■ **Problem requirements**
Up to the line containing "Parse this screenshot: output", nothing is kept; from that line through the end of the data below, output every line exactly.
Record excerpts section start
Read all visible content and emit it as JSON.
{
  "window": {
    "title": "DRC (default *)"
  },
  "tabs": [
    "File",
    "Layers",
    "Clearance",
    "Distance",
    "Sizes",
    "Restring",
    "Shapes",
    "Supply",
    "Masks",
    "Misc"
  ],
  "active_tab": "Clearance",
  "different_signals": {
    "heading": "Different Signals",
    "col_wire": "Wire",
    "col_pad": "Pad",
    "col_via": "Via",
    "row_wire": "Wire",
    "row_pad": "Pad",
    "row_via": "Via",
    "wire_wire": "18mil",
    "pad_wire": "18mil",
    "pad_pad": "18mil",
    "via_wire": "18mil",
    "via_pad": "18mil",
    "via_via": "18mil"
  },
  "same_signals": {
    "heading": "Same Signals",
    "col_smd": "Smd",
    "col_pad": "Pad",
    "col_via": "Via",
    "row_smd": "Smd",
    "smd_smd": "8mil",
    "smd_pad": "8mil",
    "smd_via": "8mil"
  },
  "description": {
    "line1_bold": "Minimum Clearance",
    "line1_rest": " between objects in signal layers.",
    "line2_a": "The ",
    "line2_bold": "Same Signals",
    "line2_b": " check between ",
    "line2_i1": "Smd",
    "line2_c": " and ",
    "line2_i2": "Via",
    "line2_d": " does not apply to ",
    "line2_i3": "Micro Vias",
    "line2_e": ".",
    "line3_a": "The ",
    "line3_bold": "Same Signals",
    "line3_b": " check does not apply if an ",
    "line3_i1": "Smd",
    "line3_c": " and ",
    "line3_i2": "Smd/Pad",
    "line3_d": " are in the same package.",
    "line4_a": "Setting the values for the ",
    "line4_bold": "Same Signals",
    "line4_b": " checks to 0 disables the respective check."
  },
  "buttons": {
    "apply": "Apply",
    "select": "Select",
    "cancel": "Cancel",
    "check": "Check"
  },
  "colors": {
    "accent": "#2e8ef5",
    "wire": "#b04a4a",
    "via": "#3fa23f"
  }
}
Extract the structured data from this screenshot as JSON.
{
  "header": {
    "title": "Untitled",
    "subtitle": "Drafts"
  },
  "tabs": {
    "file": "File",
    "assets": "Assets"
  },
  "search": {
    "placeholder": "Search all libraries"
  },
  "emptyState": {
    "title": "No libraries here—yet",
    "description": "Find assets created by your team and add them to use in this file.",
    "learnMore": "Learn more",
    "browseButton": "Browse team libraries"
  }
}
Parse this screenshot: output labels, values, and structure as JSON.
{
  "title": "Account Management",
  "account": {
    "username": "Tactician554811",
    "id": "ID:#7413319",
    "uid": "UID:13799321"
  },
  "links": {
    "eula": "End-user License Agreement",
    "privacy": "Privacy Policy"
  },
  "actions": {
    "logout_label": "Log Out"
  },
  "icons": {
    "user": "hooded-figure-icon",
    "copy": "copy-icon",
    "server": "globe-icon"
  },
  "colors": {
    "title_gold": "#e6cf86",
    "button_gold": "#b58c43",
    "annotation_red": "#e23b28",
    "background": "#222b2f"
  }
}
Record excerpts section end
■ **Worked solution**
Parse this screenshot: output labels, values, and structure as JSON.
{
  "title": "Account Management",
  "account": {
    "username": "Tactician554811",
    "id": "ID:#7413319",
    "uid": "UID:13799321"
  },
  "links": {
    "eula": "End-user License Agreement",
    "privacy": "Privacy Policy"
  },
  "actions": {
    "logout_label": "Log Out"
  },
  "icons": {
    "user": "hooded-figure-icon",
    "copy": "copy-icon",
    "server": "globe-icon"
  },
  "colors": {
    "title_gold": "#e6cf86",
    "button_gold": "#b58c43",
    "annotation_red": "#e23b28",
    "background": "#222b2f"
  }
}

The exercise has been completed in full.